Users of SmartBoots are “industrial workforces in dynamic, dangerous environments,” Alexander says. This includes the construction industry, which Alexander hopes to make safer and more efficient. Here, a type of SmartBoot can collect location and motion data and send it to the cloud to be analyzed, helping operations managers and safety professionals better understand and control the flow of workers. This could allow them to keep workers out of hazardous areas, and to move workers and equipment in more efficient ways. If it turns out that workers are, say, walking across the job site multiple times a day to get a commonly used material, it would let managers know they need a more efficient layout.
“Currently, there's no smart and automated tool to manage industrial workers,” Alexander says. “This means many inefficiencies and safety issues go unnoticed and not logged.”
The company is working on military applications as well, focusing on location monitoring and on tracking physiological data, such as whether the wearer is stumbling or slowing down because of fatigue.
Alexander says it’s surprising that wearables like SmartBoot haven’t already been adopted by industry. One of the reasons she’s found is that workers themselves are likely to reject protective equipment if it’s cumbersome. So something like SmartBoot, which isn’t an additional piece of equipment and doesn’t require charging, might have an advantage.
There's another reason, though. Wearable tech can "potentially assist in safety improvement, especially if the technology assists workers in being more conscious of safety and the monitoring/tracking is live and available at the worker level," says Syed M. Ahmed, a professor of construction management at East Carolina University who isn't involved with SmartBoot. "Unfortunately, there has been some worker resistance to wearable tech because the data has often been used to penalize incorrect actions instead of providing incentives for positive actions."

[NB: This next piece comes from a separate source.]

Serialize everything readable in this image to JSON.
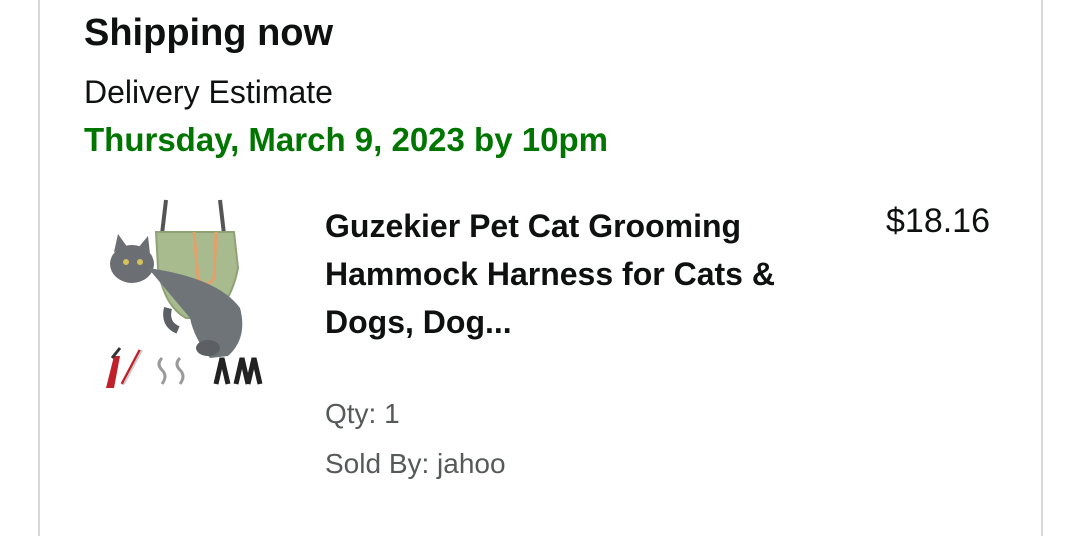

The boots work by using kinetic chargers embedded in the heel. This generates power using the compression from each step the wearer takes. The company partners with the work shoe manufacturer SR Max to make the boots.
Earlier this year, Alexander won Toyota’s Mother of Invention award, given to female inventors, innovators and entrepreneurs, which comes with a $50,000 grant.
Alexander says she was “incredibly honored and thankful” to win the award.
“When I think back to my mentors growing up, many of them were women,” she says. “I believe highlighting women working on amazing things is critical to uplifting future inventors, and giving confidence to women that are considering taking a risk.”